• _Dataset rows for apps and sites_
[Start of section]

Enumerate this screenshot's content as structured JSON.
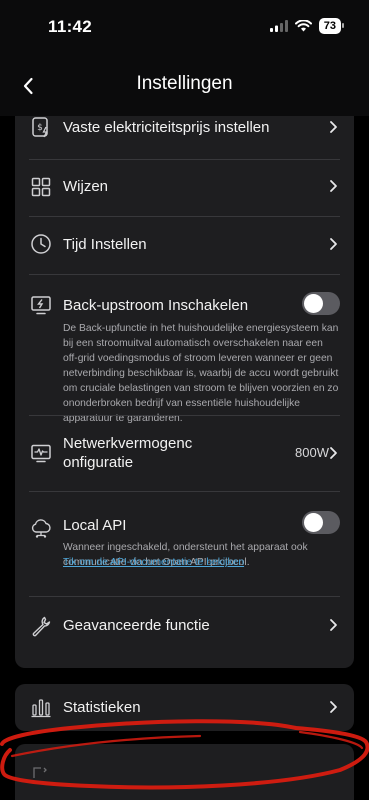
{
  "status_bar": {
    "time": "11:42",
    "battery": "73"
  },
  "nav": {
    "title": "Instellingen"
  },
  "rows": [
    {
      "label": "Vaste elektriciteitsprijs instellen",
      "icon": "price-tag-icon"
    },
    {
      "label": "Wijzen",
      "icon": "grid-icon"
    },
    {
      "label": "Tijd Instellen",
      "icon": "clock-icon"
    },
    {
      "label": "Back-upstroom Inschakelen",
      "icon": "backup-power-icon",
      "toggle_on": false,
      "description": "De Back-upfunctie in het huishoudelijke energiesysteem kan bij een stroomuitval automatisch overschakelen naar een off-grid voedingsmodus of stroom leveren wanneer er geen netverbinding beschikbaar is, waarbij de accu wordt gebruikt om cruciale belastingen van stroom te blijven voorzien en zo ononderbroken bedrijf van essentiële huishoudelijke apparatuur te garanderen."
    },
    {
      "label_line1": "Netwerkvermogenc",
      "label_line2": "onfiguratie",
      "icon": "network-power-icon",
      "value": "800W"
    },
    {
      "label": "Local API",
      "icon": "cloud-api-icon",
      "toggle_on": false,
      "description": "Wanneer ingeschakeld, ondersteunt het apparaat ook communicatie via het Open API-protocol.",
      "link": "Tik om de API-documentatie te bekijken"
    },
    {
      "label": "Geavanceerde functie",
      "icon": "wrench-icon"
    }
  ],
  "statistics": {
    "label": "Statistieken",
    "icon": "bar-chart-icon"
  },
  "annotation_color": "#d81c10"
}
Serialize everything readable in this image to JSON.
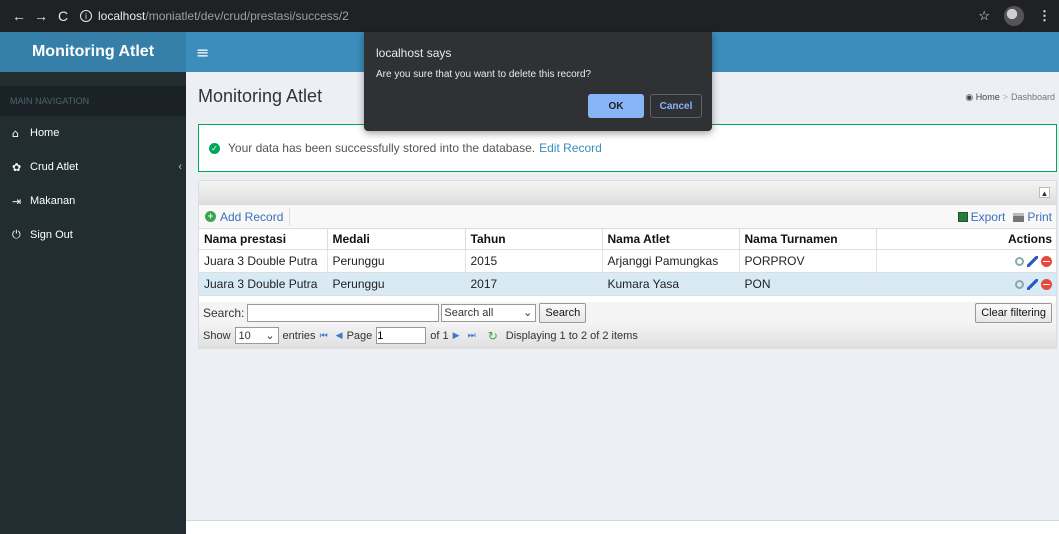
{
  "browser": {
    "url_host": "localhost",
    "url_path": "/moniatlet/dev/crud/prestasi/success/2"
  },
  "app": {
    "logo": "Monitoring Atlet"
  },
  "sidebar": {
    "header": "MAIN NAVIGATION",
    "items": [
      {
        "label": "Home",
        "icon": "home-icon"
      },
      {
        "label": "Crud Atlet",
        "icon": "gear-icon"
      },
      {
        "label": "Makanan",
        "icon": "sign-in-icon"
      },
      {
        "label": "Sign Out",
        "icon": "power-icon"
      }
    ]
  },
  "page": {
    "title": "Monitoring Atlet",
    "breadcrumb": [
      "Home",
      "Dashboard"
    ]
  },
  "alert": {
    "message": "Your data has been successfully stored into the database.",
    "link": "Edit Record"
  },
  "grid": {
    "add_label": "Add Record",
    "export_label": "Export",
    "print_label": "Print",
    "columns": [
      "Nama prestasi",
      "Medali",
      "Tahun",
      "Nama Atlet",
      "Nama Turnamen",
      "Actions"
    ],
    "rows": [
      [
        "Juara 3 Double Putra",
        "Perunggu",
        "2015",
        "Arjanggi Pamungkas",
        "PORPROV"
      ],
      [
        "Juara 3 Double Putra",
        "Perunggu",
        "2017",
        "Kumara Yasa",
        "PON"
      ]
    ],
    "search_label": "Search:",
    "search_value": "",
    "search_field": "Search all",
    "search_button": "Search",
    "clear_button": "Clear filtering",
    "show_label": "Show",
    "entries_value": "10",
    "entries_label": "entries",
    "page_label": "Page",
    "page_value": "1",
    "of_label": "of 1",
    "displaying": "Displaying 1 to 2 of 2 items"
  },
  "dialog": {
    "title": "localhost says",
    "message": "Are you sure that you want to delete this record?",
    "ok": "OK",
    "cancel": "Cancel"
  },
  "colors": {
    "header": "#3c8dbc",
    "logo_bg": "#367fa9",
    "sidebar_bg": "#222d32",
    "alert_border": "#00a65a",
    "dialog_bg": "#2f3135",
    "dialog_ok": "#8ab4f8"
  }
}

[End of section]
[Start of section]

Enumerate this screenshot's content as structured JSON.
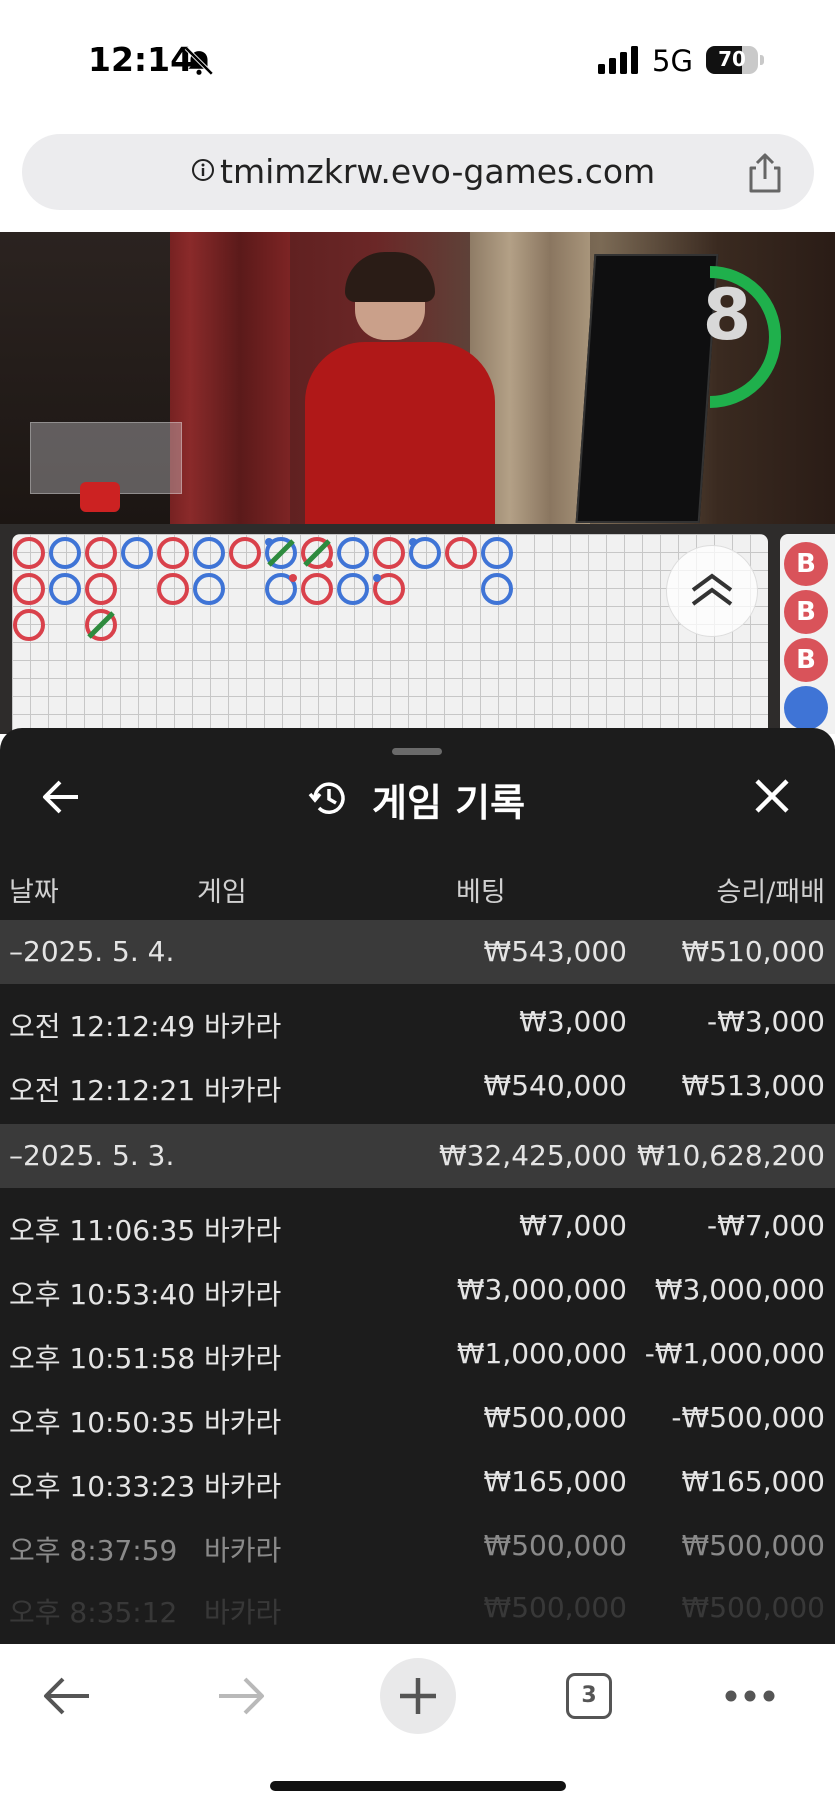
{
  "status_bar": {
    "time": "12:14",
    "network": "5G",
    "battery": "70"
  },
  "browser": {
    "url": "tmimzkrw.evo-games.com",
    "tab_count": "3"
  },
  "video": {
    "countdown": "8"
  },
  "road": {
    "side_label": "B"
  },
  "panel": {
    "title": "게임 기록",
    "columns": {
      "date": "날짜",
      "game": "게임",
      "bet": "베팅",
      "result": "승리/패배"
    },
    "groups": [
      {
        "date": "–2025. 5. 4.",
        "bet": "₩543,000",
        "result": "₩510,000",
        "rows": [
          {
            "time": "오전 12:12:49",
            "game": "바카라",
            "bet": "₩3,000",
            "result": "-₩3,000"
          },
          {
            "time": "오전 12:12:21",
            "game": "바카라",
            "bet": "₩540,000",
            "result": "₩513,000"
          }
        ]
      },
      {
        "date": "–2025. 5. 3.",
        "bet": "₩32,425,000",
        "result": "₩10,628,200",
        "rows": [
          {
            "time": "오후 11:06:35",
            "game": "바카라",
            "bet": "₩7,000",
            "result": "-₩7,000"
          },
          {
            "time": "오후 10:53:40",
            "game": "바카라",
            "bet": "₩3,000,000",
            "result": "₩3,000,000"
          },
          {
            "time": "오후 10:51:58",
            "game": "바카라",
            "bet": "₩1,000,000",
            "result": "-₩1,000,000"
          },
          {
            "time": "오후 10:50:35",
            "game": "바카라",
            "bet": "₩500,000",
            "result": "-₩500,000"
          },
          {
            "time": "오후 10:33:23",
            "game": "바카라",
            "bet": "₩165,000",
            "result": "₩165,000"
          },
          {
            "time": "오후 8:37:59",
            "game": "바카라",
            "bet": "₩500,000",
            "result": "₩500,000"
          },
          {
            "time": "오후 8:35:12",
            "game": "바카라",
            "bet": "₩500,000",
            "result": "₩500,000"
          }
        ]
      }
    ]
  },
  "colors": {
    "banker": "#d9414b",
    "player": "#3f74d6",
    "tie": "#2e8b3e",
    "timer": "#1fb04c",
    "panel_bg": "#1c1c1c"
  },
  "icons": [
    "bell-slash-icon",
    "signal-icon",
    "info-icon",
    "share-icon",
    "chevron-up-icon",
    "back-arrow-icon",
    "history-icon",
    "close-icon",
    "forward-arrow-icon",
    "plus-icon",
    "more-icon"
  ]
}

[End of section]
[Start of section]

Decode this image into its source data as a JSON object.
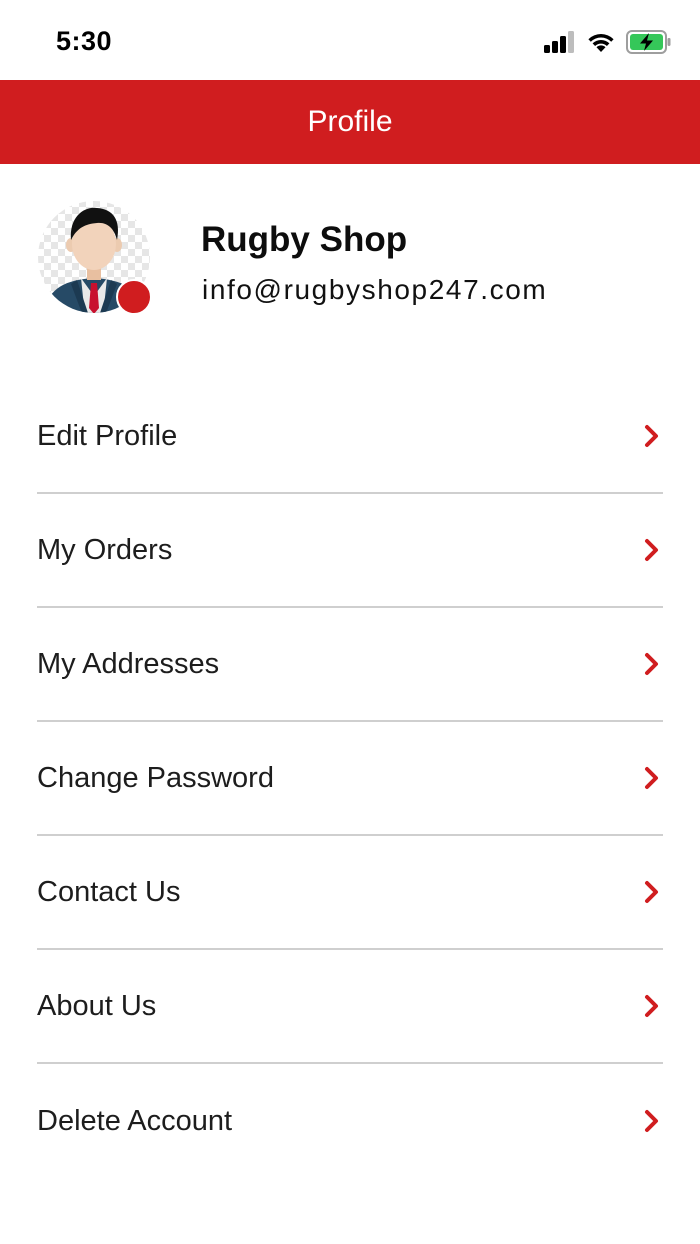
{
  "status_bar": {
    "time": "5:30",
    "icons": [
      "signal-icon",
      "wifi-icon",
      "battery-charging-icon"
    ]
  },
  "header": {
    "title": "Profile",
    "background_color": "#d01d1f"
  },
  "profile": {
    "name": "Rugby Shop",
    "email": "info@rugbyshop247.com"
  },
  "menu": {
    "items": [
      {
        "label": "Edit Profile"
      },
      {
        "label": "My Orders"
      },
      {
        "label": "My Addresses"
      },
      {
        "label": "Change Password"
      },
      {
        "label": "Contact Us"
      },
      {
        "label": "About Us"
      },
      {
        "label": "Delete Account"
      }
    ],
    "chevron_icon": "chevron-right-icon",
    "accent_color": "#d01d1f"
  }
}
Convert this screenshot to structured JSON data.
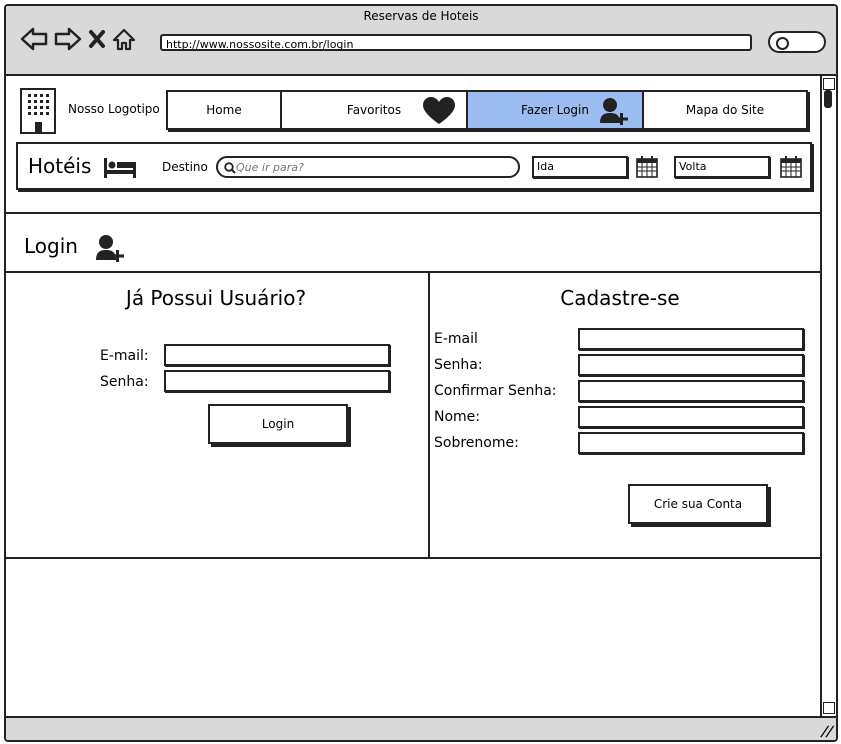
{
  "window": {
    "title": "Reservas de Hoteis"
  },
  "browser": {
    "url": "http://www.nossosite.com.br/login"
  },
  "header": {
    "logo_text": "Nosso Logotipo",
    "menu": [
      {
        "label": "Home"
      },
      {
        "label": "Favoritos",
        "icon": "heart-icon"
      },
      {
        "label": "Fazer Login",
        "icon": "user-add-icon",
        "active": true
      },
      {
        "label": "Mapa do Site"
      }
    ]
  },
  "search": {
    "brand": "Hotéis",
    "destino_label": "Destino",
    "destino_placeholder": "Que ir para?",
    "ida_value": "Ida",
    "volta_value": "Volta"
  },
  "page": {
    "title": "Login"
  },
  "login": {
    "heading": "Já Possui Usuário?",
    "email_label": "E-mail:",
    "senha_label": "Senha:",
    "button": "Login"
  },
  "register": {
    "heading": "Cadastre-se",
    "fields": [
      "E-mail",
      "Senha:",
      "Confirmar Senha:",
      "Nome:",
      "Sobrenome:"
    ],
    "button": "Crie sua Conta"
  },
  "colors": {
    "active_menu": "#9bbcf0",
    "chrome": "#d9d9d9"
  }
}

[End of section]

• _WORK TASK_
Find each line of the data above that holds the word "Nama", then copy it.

• _RESPONSE TO THE EXERCISE_
      "Nama prestasi",
      "Nama Atlet",
      "Nama Turnamen",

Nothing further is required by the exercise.